INPUT DATA START
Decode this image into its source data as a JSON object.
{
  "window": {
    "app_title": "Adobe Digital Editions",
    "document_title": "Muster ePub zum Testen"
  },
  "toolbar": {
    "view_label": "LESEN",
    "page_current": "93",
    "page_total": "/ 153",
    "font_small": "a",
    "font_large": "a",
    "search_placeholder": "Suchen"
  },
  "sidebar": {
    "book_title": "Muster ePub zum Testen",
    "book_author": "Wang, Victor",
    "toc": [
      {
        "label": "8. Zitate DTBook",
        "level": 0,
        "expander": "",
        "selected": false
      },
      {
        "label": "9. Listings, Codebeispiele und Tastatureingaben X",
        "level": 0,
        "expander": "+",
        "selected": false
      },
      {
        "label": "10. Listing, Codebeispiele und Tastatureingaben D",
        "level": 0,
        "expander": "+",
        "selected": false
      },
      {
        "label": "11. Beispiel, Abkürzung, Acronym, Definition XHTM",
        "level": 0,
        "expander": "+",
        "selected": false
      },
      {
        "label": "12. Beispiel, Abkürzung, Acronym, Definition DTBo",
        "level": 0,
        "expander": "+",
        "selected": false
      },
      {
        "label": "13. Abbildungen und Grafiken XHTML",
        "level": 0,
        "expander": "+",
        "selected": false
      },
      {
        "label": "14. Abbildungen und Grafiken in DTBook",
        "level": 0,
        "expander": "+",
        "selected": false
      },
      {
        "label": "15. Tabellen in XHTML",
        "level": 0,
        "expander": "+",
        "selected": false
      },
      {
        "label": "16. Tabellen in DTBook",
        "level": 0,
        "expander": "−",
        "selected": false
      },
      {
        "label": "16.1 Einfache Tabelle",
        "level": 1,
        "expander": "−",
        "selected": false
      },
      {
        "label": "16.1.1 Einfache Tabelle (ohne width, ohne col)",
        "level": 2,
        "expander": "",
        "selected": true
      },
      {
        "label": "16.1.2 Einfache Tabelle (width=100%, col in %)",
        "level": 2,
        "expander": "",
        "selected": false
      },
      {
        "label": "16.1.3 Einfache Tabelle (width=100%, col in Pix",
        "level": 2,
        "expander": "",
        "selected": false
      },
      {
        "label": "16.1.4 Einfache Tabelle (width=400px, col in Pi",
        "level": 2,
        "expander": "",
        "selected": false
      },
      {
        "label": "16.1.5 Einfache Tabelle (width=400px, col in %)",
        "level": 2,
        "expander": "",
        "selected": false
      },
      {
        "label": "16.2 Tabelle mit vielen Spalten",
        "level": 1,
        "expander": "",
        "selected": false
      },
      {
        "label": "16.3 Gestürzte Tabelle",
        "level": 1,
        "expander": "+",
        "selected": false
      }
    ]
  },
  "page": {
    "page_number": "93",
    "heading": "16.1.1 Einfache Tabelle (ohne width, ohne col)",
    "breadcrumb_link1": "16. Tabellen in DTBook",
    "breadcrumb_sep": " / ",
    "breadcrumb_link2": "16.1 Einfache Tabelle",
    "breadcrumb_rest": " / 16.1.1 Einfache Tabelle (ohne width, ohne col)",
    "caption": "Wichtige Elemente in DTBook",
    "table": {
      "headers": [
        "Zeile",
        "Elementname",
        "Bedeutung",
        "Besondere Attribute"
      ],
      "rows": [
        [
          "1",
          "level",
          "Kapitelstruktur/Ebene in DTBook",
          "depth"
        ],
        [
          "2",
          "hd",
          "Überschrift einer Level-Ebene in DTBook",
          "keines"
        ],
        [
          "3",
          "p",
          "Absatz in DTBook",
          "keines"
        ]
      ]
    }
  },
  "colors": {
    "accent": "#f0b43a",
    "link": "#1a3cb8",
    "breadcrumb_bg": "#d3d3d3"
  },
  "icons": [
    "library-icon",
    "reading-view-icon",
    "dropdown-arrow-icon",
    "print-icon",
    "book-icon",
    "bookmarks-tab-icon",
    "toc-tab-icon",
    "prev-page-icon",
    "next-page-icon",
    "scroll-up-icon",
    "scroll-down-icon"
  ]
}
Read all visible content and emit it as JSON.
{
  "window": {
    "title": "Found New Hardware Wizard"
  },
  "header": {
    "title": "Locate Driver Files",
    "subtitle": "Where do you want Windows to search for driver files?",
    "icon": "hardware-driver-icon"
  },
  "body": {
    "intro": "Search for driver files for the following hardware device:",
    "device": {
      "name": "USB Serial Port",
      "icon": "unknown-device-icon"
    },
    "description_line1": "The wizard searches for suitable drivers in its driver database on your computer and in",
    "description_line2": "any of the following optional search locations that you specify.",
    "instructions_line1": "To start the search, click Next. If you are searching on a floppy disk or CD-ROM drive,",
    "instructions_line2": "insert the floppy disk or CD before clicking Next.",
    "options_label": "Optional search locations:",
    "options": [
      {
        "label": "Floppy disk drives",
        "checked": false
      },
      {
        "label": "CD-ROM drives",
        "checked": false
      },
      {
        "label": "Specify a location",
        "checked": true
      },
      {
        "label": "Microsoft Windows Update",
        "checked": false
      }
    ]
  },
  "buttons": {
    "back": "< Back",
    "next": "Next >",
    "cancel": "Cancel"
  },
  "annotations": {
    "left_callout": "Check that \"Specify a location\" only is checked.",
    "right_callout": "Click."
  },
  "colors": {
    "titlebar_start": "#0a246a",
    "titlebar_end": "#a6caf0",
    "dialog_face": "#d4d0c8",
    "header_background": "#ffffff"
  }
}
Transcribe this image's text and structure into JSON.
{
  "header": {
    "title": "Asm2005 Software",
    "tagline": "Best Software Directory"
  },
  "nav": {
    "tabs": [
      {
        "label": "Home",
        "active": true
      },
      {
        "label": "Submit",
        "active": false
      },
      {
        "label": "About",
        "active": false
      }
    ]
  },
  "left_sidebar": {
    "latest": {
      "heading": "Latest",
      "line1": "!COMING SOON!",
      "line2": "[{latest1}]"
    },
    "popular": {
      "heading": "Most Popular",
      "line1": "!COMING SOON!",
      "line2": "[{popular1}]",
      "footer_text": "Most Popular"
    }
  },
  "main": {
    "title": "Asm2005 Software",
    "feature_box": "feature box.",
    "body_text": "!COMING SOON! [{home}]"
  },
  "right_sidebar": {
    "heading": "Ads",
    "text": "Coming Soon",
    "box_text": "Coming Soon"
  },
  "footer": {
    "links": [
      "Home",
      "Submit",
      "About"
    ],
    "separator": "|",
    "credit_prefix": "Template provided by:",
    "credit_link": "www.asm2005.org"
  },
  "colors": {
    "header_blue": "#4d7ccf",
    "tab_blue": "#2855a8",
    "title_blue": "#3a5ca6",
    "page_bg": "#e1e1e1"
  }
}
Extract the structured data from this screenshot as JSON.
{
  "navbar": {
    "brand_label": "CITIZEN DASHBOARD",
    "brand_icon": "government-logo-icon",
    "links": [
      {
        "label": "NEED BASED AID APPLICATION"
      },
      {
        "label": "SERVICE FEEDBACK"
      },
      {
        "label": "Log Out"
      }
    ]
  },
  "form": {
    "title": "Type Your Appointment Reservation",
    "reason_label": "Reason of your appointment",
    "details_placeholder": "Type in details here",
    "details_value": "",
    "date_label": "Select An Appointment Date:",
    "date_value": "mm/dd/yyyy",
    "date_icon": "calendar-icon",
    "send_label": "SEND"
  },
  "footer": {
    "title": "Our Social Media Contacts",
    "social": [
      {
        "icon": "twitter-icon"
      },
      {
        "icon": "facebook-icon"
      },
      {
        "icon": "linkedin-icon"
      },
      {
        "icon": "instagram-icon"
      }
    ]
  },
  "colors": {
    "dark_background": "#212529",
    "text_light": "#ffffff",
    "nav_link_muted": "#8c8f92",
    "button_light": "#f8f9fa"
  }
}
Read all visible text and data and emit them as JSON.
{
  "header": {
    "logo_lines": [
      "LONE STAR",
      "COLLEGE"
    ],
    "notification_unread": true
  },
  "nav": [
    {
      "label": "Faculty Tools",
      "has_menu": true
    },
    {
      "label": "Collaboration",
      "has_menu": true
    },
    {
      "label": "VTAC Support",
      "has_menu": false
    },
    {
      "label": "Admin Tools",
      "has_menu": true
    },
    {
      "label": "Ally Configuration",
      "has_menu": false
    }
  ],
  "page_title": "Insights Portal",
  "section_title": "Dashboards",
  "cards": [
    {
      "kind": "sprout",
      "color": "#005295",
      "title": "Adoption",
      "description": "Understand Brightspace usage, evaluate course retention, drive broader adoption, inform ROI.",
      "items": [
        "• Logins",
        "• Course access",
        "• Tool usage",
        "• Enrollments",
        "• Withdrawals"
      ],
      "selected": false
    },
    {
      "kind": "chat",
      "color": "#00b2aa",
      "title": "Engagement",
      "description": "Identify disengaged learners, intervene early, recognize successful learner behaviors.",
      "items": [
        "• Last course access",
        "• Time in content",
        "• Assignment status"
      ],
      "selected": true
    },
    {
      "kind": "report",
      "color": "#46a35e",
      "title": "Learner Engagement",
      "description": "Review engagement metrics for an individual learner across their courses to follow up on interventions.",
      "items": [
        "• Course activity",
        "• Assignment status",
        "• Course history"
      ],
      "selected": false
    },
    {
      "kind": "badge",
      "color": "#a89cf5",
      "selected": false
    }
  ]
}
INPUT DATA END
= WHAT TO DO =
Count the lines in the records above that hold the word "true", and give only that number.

= WRITTEN ANSWER =
8